Too Little Too Late? No-Deal Brexit Planning Shakes Service Suppliers

Too Little Too Late? No-Deal Brexit Planning Shakes Service Suppliers
Protesters demonstrate against the possible stockpiling of medicines and food in the event of a no-deal Brexit in London on Aug. 22, 2018. (Reuters/Peter Nicholls/File Photo)

LONDON—From Britain’s hospitals and schools to its prisons and armed forces, firms supplying essential public services have been asked by the government to outline plans for a no-deal Brexit.

But with exit day set for March 29, British Prime Minister Theresa May has yet to strike a deal to leave the European Union which is acceptable to parliament, leaving the companies worried that the government is doing too little too late.

“The government has written to some of us asking us ‘what are you doing in preparation for a no-deal?’—which is timely, at eight weeks to go,” one industry source told Reuters, speaking on condition of anonymity.

“I have never been in such an unknowing place in all of my corporate life,” the source added.

Private firms including Babcock, Capita, Serco, G4S, Mitie, and Compass play a central role in providing Britain’s public services, which means they have to procure medicines, toiletries, food, spare parts, and labor, much of which come from the EU.

While the government says it is confident it will strike a deal with the EU, companies worry that may not be the case.

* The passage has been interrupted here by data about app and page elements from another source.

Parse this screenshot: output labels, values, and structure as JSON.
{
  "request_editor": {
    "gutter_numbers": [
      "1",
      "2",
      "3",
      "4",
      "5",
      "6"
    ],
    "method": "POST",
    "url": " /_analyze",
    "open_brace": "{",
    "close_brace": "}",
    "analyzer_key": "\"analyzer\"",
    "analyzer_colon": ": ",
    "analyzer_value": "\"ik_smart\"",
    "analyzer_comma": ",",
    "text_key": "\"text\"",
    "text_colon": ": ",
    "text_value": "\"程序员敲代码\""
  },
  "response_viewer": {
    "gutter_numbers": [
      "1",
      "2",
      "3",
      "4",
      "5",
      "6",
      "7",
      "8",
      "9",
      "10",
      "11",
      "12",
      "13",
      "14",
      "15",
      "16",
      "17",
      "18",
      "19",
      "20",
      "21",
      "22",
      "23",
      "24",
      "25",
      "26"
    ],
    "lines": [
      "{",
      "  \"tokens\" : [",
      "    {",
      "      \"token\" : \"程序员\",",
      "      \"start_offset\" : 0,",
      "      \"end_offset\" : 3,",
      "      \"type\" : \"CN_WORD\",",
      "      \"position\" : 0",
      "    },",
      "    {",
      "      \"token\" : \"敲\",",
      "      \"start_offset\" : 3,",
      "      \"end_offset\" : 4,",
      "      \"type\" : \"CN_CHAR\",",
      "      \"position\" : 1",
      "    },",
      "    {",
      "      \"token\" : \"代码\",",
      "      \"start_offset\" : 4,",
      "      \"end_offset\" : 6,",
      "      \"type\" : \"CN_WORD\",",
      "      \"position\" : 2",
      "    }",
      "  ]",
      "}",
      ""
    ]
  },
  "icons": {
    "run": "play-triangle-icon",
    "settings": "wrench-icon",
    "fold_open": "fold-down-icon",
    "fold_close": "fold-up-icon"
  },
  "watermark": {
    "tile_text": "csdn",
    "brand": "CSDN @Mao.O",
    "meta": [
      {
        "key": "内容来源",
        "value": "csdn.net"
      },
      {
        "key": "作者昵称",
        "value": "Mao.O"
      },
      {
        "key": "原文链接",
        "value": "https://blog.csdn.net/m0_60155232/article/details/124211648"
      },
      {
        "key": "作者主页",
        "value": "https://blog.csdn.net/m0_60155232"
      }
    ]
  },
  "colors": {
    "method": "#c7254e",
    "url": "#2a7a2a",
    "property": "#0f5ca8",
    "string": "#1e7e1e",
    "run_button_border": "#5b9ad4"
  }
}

If Britain exits abruptly, new customs checks could lead to major delays at ports, affecting the supplies needed for them to provide day-to-day services.

“Companies are getting more and more nervous [about a no-deal Brexit],” a second industry source said, echoing fears raised by Serco’s CEO Rupert Soames who in December described the British business climate as “bad and getting worse.”

“I am increasingly worried we are now in a place where people are talking about supply chains and trying to guarantee them. But beyond stockpiling, nobody actually knows what no-deal might mean,” another source in the sector told Reuters.

By Elisabeth O'Leary